NEW YORK — Eason Jordan, CNN’s top news executive, ankled the cable network Friday to spare the news organization further fallout from comments he made suggesting journalists had been targeted by U.S. soldiers in Iraq.
The comments, made late last month during an off-the-record panel at the World Economic Forum in Davos, Switzerland, touched off a firestorm of criticism, including commentary on Fox News Channel and columns in the Wall Street Journal and the National Review.
Because the session was off-the-record, transcripts have not been made available to journalists. Rep. Barney Frank (D-Mass.), also in the session, reportedly asked Jordan to clarify his remarks, and two others in attendance said Eason backtracked and said he didn’t believe there had been any U.S. policy to target journalists.

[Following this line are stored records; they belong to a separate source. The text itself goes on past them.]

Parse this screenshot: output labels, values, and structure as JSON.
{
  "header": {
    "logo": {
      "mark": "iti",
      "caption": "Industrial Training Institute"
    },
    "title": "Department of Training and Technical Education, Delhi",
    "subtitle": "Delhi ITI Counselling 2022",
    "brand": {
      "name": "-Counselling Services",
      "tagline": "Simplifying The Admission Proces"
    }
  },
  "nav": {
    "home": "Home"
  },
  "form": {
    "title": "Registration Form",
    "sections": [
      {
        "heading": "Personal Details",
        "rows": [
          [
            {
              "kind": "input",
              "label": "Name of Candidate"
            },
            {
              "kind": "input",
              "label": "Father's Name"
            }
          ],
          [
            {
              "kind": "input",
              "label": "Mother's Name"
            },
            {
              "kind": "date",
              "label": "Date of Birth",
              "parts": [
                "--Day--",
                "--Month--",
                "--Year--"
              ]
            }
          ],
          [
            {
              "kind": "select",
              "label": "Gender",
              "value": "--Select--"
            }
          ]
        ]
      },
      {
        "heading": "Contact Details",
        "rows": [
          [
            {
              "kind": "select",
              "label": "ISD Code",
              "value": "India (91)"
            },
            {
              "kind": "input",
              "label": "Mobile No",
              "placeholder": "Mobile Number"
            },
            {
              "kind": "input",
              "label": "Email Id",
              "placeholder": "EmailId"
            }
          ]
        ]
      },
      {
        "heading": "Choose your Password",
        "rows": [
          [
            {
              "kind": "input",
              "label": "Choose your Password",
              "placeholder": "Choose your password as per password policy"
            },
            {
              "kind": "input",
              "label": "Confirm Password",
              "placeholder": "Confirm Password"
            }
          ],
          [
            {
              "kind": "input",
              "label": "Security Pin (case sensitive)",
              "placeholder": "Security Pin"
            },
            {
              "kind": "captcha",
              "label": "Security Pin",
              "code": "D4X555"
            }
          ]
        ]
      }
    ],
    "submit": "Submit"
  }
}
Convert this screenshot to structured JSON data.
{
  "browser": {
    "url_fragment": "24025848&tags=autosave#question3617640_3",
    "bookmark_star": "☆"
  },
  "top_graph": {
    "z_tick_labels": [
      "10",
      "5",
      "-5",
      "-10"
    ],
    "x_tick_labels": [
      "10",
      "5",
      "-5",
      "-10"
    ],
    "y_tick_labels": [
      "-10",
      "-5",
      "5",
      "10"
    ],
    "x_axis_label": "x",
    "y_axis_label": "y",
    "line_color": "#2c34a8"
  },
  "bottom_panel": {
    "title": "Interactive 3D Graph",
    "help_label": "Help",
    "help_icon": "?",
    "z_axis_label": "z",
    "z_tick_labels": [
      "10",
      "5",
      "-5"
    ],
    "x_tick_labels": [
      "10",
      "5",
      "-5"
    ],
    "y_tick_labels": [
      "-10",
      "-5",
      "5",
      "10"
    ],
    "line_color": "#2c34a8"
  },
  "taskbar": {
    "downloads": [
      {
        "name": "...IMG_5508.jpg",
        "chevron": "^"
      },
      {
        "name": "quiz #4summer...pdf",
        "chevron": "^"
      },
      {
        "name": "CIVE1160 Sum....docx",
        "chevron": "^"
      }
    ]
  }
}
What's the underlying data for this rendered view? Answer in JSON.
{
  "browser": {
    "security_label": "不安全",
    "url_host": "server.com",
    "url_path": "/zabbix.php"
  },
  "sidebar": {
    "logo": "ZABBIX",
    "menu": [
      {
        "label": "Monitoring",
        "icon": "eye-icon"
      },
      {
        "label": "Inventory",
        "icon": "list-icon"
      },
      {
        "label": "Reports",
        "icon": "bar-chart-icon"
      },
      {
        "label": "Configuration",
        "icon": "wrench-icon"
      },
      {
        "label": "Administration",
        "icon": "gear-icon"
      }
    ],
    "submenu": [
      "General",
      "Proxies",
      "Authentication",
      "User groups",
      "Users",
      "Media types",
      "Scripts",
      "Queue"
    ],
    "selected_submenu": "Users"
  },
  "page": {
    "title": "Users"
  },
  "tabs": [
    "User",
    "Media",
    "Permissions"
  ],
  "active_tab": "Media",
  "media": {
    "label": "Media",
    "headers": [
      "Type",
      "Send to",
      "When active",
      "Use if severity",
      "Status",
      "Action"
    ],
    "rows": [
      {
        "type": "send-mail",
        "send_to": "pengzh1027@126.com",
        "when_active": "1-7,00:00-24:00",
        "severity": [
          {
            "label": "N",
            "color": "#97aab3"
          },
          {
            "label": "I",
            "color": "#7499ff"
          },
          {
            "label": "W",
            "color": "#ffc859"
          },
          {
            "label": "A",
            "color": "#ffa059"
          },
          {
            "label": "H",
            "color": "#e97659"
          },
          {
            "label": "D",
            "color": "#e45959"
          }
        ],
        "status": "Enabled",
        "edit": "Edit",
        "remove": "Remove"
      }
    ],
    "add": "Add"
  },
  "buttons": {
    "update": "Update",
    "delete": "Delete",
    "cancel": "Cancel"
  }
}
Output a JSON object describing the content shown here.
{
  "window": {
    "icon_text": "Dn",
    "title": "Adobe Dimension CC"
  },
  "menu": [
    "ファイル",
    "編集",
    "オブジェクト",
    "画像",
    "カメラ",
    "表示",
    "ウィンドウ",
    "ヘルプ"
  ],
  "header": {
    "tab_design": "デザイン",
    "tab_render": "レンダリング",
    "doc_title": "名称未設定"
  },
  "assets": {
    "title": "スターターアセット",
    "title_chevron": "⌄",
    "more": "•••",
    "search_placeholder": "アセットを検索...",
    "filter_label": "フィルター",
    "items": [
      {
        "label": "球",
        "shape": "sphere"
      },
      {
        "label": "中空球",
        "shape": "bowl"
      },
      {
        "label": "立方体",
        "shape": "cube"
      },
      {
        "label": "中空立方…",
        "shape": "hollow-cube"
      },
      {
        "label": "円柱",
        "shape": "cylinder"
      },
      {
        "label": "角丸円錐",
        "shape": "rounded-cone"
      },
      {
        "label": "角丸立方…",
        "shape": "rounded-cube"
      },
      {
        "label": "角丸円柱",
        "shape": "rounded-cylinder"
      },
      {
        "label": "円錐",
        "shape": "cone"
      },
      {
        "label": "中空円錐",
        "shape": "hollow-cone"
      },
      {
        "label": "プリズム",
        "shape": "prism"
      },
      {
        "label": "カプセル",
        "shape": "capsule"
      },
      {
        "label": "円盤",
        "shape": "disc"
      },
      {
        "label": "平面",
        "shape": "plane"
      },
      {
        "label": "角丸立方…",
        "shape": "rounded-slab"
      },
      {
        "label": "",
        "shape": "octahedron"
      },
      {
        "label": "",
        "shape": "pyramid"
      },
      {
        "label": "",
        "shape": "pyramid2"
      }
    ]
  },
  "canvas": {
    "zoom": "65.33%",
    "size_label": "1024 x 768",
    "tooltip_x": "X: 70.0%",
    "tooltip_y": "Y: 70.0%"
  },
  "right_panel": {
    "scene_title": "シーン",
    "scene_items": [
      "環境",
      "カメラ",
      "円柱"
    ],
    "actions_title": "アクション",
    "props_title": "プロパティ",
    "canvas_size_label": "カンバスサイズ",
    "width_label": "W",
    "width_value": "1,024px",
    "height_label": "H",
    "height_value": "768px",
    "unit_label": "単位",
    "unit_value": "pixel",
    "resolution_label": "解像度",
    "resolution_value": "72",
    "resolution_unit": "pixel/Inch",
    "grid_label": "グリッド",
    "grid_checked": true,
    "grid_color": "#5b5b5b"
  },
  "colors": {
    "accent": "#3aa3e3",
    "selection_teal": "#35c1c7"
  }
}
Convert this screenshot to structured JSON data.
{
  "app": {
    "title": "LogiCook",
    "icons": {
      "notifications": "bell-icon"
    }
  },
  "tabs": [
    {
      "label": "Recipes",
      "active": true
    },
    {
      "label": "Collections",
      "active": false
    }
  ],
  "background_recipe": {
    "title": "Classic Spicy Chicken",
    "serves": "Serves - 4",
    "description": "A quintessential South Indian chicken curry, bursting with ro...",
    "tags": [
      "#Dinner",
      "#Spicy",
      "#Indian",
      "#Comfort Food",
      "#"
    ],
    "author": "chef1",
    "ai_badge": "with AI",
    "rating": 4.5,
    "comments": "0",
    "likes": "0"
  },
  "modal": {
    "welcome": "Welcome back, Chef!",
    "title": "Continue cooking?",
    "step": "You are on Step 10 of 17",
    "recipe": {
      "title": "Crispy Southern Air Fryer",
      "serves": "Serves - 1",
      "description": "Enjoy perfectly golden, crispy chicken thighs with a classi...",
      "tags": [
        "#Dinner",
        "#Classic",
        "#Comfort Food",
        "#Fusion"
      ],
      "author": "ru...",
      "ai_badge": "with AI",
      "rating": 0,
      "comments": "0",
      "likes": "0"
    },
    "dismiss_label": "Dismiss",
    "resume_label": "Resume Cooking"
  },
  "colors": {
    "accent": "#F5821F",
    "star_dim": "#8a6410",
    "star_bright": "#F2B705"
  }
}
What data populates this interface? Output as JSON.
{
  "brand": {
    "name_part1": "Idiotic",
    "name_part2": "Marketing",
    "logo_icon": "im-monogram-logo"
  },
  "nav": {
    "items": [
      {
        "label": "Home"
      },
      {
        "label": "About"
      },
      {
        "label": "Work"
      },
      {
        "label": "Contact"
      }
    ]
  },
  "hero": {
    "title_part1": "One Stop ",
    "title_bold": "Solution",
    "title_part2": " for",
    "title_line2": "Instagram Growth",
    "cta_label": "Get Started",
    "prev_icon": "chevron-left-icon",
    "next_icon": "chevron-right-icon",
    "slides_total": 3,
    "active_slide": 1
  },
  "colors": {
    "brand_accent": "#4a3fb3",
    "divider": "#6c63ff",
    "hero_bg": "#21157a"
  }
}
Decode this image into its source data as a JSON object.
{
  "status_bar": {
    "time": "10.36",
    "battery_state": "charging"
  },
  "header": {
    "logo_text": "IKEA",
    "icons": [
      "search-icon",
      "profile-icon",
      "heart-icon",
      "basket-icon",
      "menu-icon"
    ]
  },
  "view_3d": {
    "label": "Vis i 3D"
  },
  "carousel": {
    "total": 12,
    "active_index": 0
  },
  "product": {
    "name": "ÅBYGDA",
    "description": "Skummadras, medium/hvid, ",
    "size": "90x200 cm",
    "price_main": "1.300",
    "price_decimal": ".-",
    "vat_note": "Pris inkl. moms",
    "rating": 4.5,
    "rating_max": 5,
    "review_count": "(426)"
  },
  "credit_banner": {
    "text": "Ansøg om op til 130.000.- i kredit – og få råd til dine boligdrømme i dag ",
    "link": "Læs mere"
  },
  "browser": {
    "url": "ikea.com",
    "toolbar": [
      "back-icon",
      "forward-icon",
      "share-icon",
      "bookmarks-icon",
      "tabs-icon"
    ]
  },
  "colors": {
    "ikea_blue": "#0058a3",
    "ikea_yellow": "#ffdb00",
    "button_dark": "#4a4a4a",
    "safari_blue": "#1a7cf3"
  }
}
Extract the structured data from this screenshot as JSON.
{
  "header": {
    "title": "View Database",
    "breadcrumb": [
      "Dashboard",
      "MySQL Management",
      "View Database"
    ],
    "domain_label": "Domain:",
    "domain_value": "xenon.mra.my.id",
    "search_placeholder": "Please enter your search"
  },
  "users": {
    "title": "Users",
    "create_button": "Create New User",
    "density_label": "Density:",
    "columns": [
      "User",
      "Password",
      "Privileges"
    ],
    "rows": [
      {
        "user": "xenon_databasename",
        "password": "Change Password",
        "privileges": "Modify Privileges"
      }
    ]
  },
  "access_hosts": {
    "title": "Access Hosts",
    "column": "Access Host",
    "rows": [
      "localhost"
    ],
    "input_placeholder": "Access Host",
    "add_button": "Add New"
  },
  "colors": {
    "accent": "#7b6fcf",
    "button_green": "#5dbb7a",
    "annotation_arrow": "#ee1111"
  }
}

“I never meant to imply U.S. forces acted with ill intent when U.S. forces accidentally killed journalists, and I apologize to anyone who thought I said or believed otherwise,” Jordan wrote in a staff memo announcing his resignation.
Regardless of what he meant to say, Jordan’s comments took on a life of their own, especially in the 24-hour talking-head circuit and in the blogosphere. Jordan said he resigned “in an effort to prevent CNN from being unfairly tarnished by the controversy.”
The flap came at an awkward time for CNN, which just appointed a new president of its U.S. news operation, Jonathan Klein, who is implementing a number of changes geared toward making the network competitive with Fox News, which took the ratings lead more than three years ago and expanded it over the past year.
Jordan was one of the original architects of CNN’s far-flung web of foreign bureaus, but his role was greatly diminished after a reorganization in 2003. He joined the net as a 20-year-old news assistant just two years after Ted Turner launched the network in 1980.
As news of Jordan’s resignation percolated on the Internet over the weekend, right-wing bloggers gloated as if they’d pinned the scalp of another left-wing journalist to the mantle.
“Adios Eason!” blogged one contributor to Redstate.org. “Forgive my gloating, but it’s nice to see the blogosphere score another kill. First Dan Rather, now smug Eason Jordan fall prey to the pajamahadeen of the blogs.”
One blogger, C.K Rairden of the National Ledger, chided “old media” for “circling the wagons” for two weeks after Jordan’s comments. Rairden noted the only interview Jordan gave after the flap was to the Washington Post’s media reporter Howard Kurtz, who also hosts CNN’s “Reliable Sources.”